Practical Applications of ATT&CK
Of course, ATT&CK isn’t just a theoretical community dumping ground for the things we know: it is, as MITRE’s Richard Struse would later point out, practical. If community and sharing was a common thread throughout the event, so too was security practitioners sharing practical advice about how they’ve employed the ATT&CK framework to improve security within their organization. Emma MacMullen, a cyber threat intelligence analyst at General Electric, noted that, after aligning a large swathe of their alerting to the ATT&CK framework, they found that their ATT&CK alerts had a 124 percent higher true-positive rate than their non-ATT&CK alerts. Matthew Stiak of Delta Dental and Jason Sinchak of Level Nine Group described how the adoption of ATT&CK helped codify their defense, empowering them to generate understandable metrics that have served as a bridge to educate the people in their organizations who are less well-versed in security. Travis Smith of Tripwire said that his team has used ATT&CK to comprehend a vast amount of knowledge and apply it to the systems they are trying to protect. And Kyle Rainey, a lead detection engineer here at Red Canary, warned the audience of potential problems security teams can experience if they aren’t careful about the ways they use the ATT&CK framework, a talk we’ll be exploring in greater detail on this blog next week. Subscribe to receive the article.
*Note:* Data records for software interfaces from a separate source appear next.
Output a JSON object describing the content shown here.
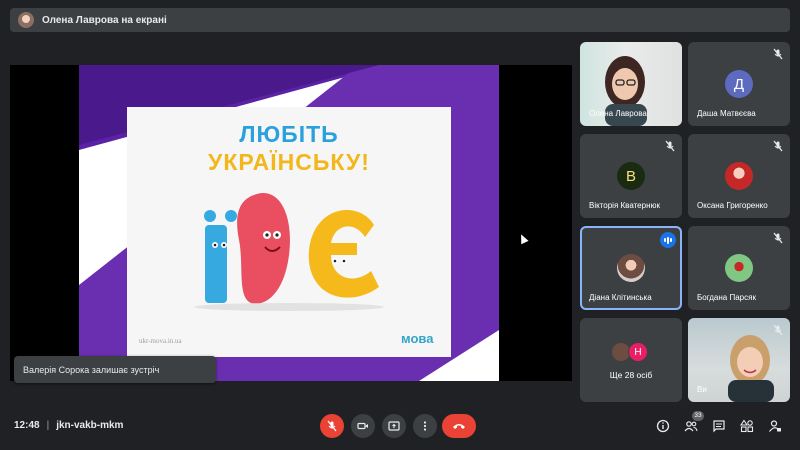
{
  "presenter_bar": {
    "title": "Олена Лаврова на екрані"
  },
  "slide": {
    "title_line1": "ЛЮБІТЬ",
    "title_line2": "УКРАЇНСЬКУ!",
    "url": "ukr-mova.in.ua",
    "brand": "мова"
  },
  "toast": {
    "text": "Валерія Сорока залишає зустріч"
  },
  "participants": [
    {
      "name": "Олена Лаврова",
      "type": "video",
      "muted": false
    },
    {
      "name": "Даша Матвєєва",
      "type": "letter",
      "letter": "Д",
      "avatar_color": "#5c6bc0",
      "muted": true
    },
    {
      "name": "Вікторія Кватернюк",
      "type": "letter",
      "letter": "В",
      "avatar_color": "#1b5e20",
      "muted": true
    },
    {
      "name": "Оксана Григоренко",
      "type": "photo",
      "avatar_color": "#b71c1c",
      "muted": true
    },
    {
      "name": "Діана Клітинська",
      "type": "photo",
      "avatar_color": "#8d6e63",
      "speaking": true
    },
    {
      "name": "Богдана Парсяк",
      "type": "photo",
      "avatar_color": "#4e342e",
      "muted": true
    },
    {
      "more_label": "Ще 28 осіб",
      "letter": "Н"
    },
    {
      "name": "Ви",
      "type": "video",
      "muted": true
    }
  ],
  "bottom": {
    "time": "12:48",
    "meeting_code": "jkn-vakb-mkm",
    "people_count": "33"
  },
  "colors": {
    "accent_blue": "#8ab4f8",
    "danger": "#ea4335",
    "tile_bg": "#3c4043",
    "slide_purple": "#6a2fb0"
  }
}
In his closing remarks, MITRE’s Struse floated the possibility that the work being done by the speakers at the conference, as well as the hundreds of attendees and thousands of live-streamers, could eventually have a measurable and significant impact on the state of cybersecurity. Figuring out how to build and foster the community around ATT&CK, he suggested, is what’s next for the framework.
“There are some very practical things that we can do as a community,” suggested Struse. “We can continue to improve and expand and evolve the ATT&CK knowledge-base—because, ultimately, that is what it is: it’s a curated body of knowledge that comes increasingly from all four corners of the world. We can promote the sharing of actual real data about what adversaries are doing based on ATT&CK. If we can start to collect that data in an efficient and structured way and share it out to the community, [then] we can actually start to make decisions and prioritizations based on what adversaries are actually doing and watch what adversaries change over time. That would be an amazing thing to have access to as a community.”
MITRE took a major risk when it released the ATT&CK framework, and its decision to do so was seen as a controversy by some. After all, the non-profit corporation largely operates in the federal spaces that require secrecy and classification. And, of course, its decision to release ATT&CK was criticized by many who believed that the framework would offer adversaries a means for circumventing the very protections it was designed to inform.
In the end, it seems that its proponents have spoken louder than its detractors. And like the conference that was named for it, ATT&CK has been a wild success. At the risk of speaking on behalf of a vast and diverse assortment of people, my experience with ATT&CK—both before, during, and after ATTACKcon—is that it’s highly regarded among those who spend their days defending against the very adversaries that the critics of ATT&CK were concerned might benefit from its release. It will be fascinating to watch as the ATT&CK framework matures and grows to incorporate information about new techniques and systems, as people map real-world attacks to it, and as the community finds innovative ways of deploying the framework to protect information systems.